The site for a church was donated by General Isaac I. Yates, and the church was built in 1845, by L.D. Rowland and David Gibbs, at a cost of $800. It is a tasty little building, with sitting for two hundred people. It was dedicated in 1845. The church has always been a member of the Greenfield circuit, and served by the same ministers as the church at Greenfield Centre. Sunday-schools are held during the summer and fall, but not through the winter. Esek Angell was the first superintendent, and Mr. Wait is the present one. The present membership of the church is twenty-two, and the present officers are Charles W. Spaulding, William Medbury, Benjamin H. Ingham, stewards; Charles W. Spaulding, class-leader.

------------------------------

SOCIETY OF ORTHODOX FRIENDS.

At a very early period the Friends who settled in Greenfield formed a sort of society and built a meeting-house a short distance north of Scott's Corners. Elihu Anthony was one of the most prominent members, and for many years the preacher. Benjamin Angell also preached some. There have been no regular meetings held since Mr. Anthony's death in 1863. A few years since the meeting-house was converted into a dwelling.

------------------------------

HICKSITE FRIENDS' MEETING-HOUSE.

In or about 1827 there was a division among the Quakers, and those who denominated themselves Hicksites separated from the Orthodox society and built a meeting-house a little way east of Scott's Corners. No regular preacher was ever connected with the society, and a few years ago the meeting-house was transformed and is now used as a dwelling.

----------------------------------------

NEXT --- HOME

Transcribed from the original text and html prepared by Bill Carr, last updated 2/7/00.

Please provide me with any feedback you may have concerning errors in the transcription or any supplementary information concerning the contents. wcarr1@nycap.rr.com

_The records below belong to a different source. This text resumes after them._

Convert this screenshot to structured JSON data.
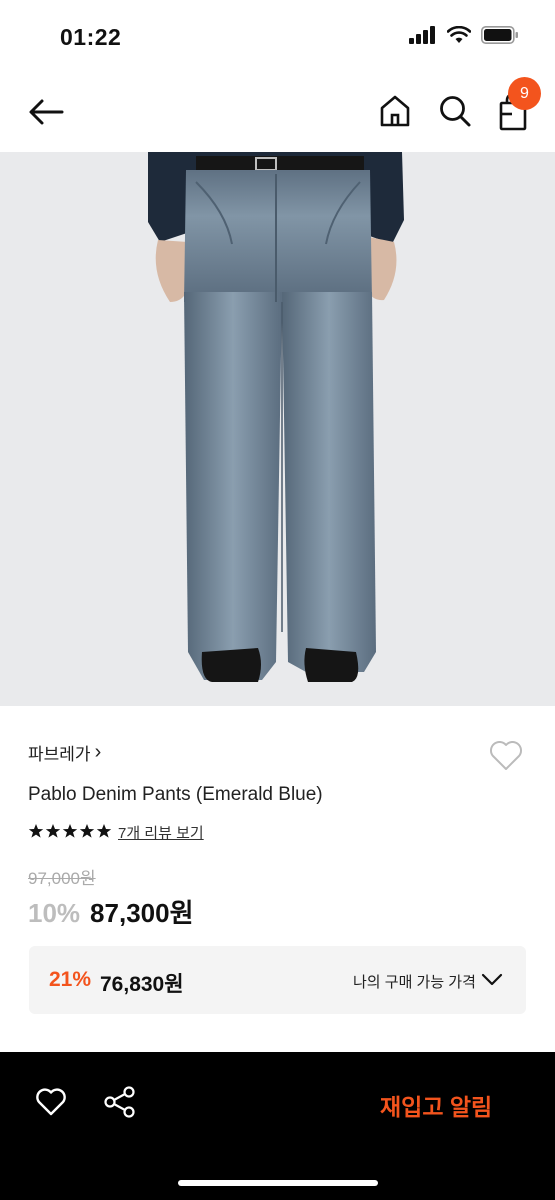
{
  "status_bar": {
    "time": "01:22"
  },
  "nav": {
    "back_icon": "arrow-left-icon",
    "home_icon": "home-icon",
    "search_icon": "search-icon",
    "bag_icon": "shopping-bag-icon",
    "cart_count": "9"
  },
  "product": {
    "brand": "파브레가",
    "brand_chevron": "›",
    "name": "Pablo Denim Pants (Emerald Blue)",
    "rating_stars": 5,
    "review_link": "7개 리뷰 보기",
    "original_price": "97,000원",
    "discount": "10%",
    "price": "87,300원"
  },
  "my_price": {
    "discount": "21%",
    "price": "76,830원",
    "label": "나의 구매 가능 가격"
  },
  "bottom_bar": {
    "wish_icon": "heart-icon",
    "share_icon": "share-icon",
    "restock_label": "재입고 알림"
  },
  "colors": {
    "accent": "#f3541d",
    "bottom_bg": "#000000",
    "hero_bg": "#e9eaec"
  }
}
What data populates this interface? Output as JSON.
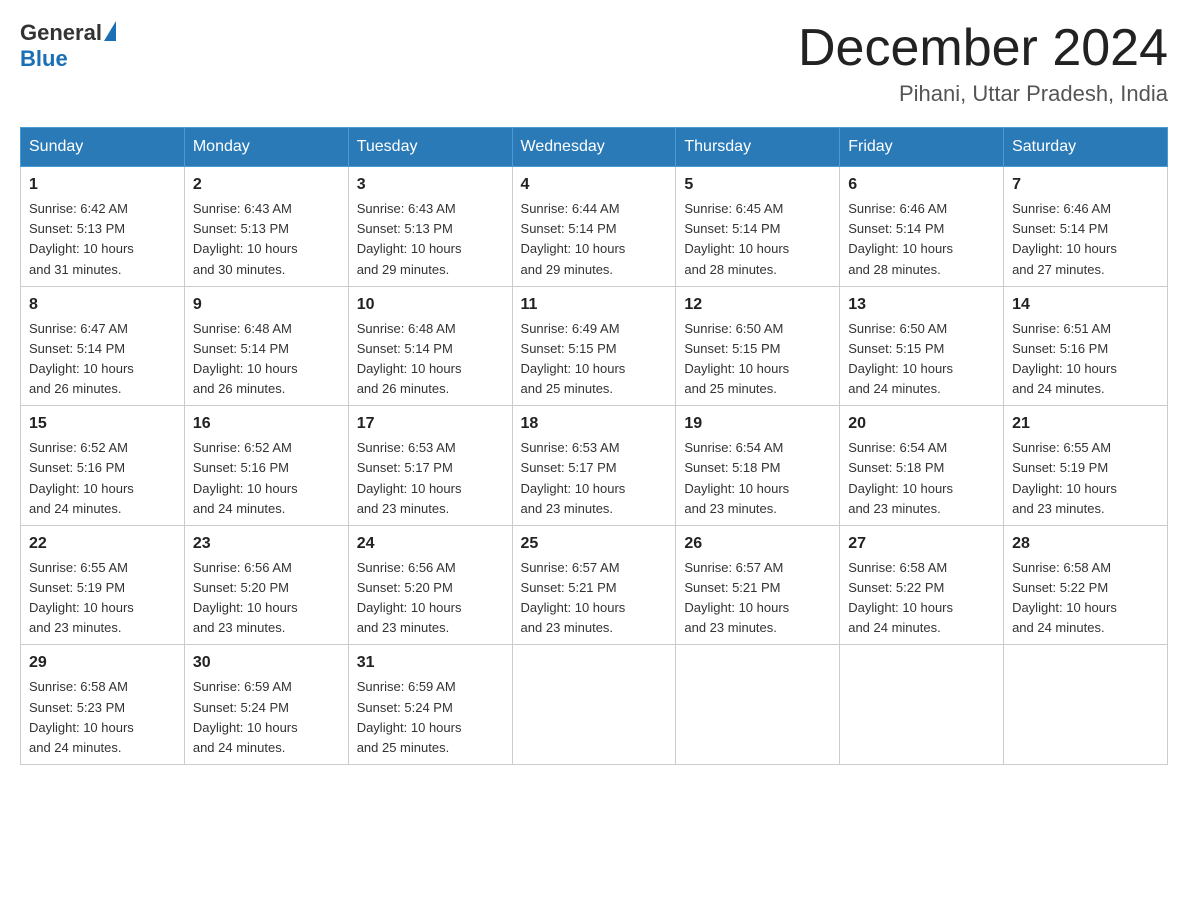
{
  "header": {
    "logo": {
      "general": "General",
      "blue": "Blue"
    },
    "title": "December 2024",
    "location": "Pihani, Uttar Pradesh, India"
  },
  "weekdays": [
    "Sunday",
    "Monday",
    "Tuesday",
    "Wednesday",
    "Thursday",
    "Friday",
    "Saturday"
  ],
  "weeks": [
    [
      {
        "day": "1",
        "sunrise": "6:42 AM",
        "sunset": "5:13 PM",
        "daylight": "10 hours and 31 minutes."
      },
      {
        "day": "2",
        "sunrise": "6:43 AM",
        "sunset": "5:13 PM",
        "daylight": "10 hours and 30 minutes."
      },
      {
        "day": "3",
        "sunrise": "6:43 AM",
        "sunset": "5:13 PM",
        "daylight": "10 hours and 29 minutes."
      },
      {
        "day": "4",
        "sunrise": "6:44 AM",
        "sunset": "5:14 PM",
        "daylight": "10 hours and 29 minutes."
      },
      {
        "day": "5",
        "sunrise": "6:45 AM",
        "sunset": "5:14 PM",
        "daylight": "10 hours and 28 minutes."
      },
      {
        "day": "6",
        "sunrise": "6:46 AM",
        "sunset": "5:14 PM",
        "daylight": "10 hours and 28 minutes."
      },
      {
        "day": "7",
        "sunrise": "6:46 AM",
        "sunset": "5:14 PM",
        "daylight": "10 hours and 27 minutes."
      }
    ],
    [
      {
        "day": "8",
        "sunrise": "6:47 AM",
        "sunset": "5:14 PM",
        "daylight": "10 hours and 26 minutes."
      },
      {
        "day": "9",
        "sunrise": "6:48 AM",
        "sunset": "5:14 PM",
        "daylight": "10 hours and 26 minutes."
      },
      {
        "day": "10",
        "sunrise": "6:48 AM",
        "sunset": "5:14 PM",
        "daylight": "10 hours and 26 minutes."
      },
      {
        "day": "11",
        "sunrise": "6:49 AM",
        "sunset": "5:15 PM",
        "daylight": "10 hours and 25 minutes."
      },
      {
        "day": "12",
        "sunrise": "6:50 AM",
        "sunset": "5:15 PM",
        "daylight": "10 hours and 25 minutes."
      },
      {
        "day": "13",
        "sunrise": "6:50 AM",
        "sunset": "5:15 PM",
        "daylight": "10 hours and 24 minutes."
      },
      {
        "day": "14",
        "sunrise": "6:51 AM",
        "sunset": "5:16 PM",
        "daylight": "10 hours and 24 minutes."
      }
    ],
    [
      {
        "day": "15",
        "sunrise": "6:52 AM",
        "sunset": "5:16 PM",
        "daylight": "10 hours and 24 minutes."
      },
      {
        "day": "16",
        "sunrise": "6:52 AM",
        "sunset": "5:16 PM",
        "daylight": "10 hours and 24 minutes."
      },
      {
        "day": "17",
        "sunrise": "6:53 AM",
        "sunset": "5:17 PM",
        "daylight": "10 hours and 23 minutes."
      },
      {
        "day": "18",
        "sunrise": "6:53 AM",
        "sunset": "5:17 PM",
        "daylight": "10 hours and 23 minutes."
      },
      {
        "day": "19",
        "sunrise": "6:54 AM",
        "sunset": "5:18 PM",
        "daylight": "10 hours and 23 minutes."
      },
      {
        "day": "20",
        "sunrise": "6:54 AM",
        "sunset": "5:18 PM",
        "daylight": "10 hours and 23 minutes."
      },
      {
        "day": "21",
        "sunrise": "6:55 AM",
        "sunset": "5:19 PM",
        "daylight": "10 hours and 23 minutes."
      }
    ],
    [
      {
        "day": "22",
        "sunrise": "6:55 AM",
        "sunset": "5:19 PM",
        "daylight": "10 hours and 23 minutes."
      },
      {
        "day": "23",
        "sunrise": "6:56 AM",
        "sunset": "5:20 PM",
        "daylight": "10 hours and 23 minutes."
      },
      {
        "day": "24",
        "sunrise": "6:56 AM",
        "sunset": "5:20 PM",
        "daylight": "10 hours and 23 minutes."
      },
      {
        "day": "25",
        "sunrise": "6:57 AM",
        "sunset": "5:21 PM",
        "daylight": "10 hours and 23 minutes."
      },
      {
        "day": "26",
        "sunrise": "6:57 AM",
        "sunset": "5:21 PM",
        "daylight": "10 hours and 23 minutes."
      },
      {
        "day": "27",
        "sunrise": "6:58 AM",
        "sunset": "5:22 PM",
        "daylight": "10 hours and 24 minutes."
      },
      {
        "day": "28",
        "sunrise": "6:58 AM",
        "sunset": "5:22 PM",
        "daylight": "10 hours and 24 minutes."
      }
    ],
    [
      {
        "day": "29",
        "sunrise": "6:58 AM",
        "sunset": "5:23 PM",
        "daylight": "10 hours and 24 minutes."
      },
      {
        "day": "30",
        "sunrise": "6:59 AM",
        "sunset": "5:24 PM",
        "daylight": "10 hours and 24 minutes."
      },
      {
        "day": "31",
        "sunrise": "6:59 AM",
        "sunset": "5:24 PM",
        "daylight": "10 hours and 25 minutes."
      },
      null,
      null,
      null,
      null
    ]
  ],
  "labels": {
    "sunrise": "Sunrise:",
    "sunset": "Sunset:",
    "daylight": "Daylight:"
  }
}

Back to Saratoga County GenWeb


Copyright ©1999,2000 Bill Carr and Heritage Hunters of Saratoga County

All Rights Reserved.